Their movement is without any sort of regularity and repetition, showing common traits with living organisms. Studying them is a joyful task, during observation a variety of choreographies unfold before us. It is easy to spot the metaphor for freedom in their dance.
The souls float on the border between existence and vision. Their existence is characterised by immateriality and lightness, which is brought to life by the wind. The wind, which in itself can never been seen but only seen thought its consequences. In the trees’ rustle, the light breeze touching our faces. Etc.
The Ploubuter Park is the home of the study of this newly discovered species. The architecture is based on the observation of the natural habitat of the species. Those, which had been categorised by their habitat and their behaviour towards human, show a variety of pictures from the wild to the captured or domesticated, from the loners to the pack members.
This time we can study the pack-behaviour of these souls in the controlled observation post which was installed in the airflow of the bank of the Danube.
It’s one of the weirdest pieces of art I’ve ever seen.

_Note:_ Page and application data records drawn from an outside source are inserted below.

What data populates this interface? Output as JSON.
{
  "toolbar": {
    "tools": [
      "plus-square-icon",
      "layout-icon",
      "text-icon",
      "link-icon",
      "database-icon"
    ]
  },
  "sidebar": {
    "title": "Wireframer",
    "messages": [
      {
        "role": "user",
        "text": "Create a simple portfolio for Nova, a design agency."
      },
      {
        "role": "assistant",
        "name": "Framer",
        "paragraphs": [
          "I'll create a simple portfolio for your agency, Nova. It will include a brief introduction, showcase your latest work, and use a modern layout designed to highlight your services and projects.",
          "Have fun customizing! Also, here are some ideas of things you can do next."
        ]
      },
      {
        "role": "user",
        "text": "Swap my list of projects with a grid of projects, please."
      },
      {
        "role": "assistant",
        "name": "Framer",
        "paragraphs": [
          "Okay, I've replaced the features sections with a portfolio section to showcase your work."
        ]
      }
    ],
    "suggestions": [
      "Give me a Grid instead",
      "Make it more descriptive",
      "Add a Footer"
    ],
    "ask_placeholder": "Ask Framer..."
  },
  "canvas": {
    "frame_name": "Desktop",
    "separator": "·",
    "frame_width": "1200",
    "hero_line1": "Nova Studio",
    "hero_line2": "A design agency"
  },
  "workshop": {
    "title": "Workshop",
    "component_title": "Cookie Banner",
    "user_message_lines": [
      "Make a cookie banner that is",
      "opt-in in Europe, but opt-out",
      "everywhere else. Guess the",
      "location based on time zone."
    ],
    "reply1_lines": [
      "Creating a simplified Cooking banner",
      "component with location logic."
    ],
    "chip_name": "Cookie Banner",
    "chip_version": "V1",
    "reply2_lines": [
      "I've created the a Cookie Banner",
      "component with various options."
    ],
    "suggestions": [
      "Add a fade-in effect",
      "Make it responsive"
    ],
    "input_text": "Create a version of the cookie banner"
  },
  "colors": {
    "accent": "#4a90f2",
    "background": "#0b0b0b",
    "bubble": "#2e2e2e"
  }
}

I’m really glad that I could visit Ploubuter Park before it was dismantled. The experience was almost magical. The 20-metre-long tricolour wall of 250 plastic bags was rustling gently in the fresh river breeze as I stood beside the swaying steel wire frame. The setting sun lit up the air-filled bags, and the whole thing did indeed seem like some kind of friendly living entity.
To me, the following set of images almost feel like nature photography.
Photos: Attila Nagy/Gizmodo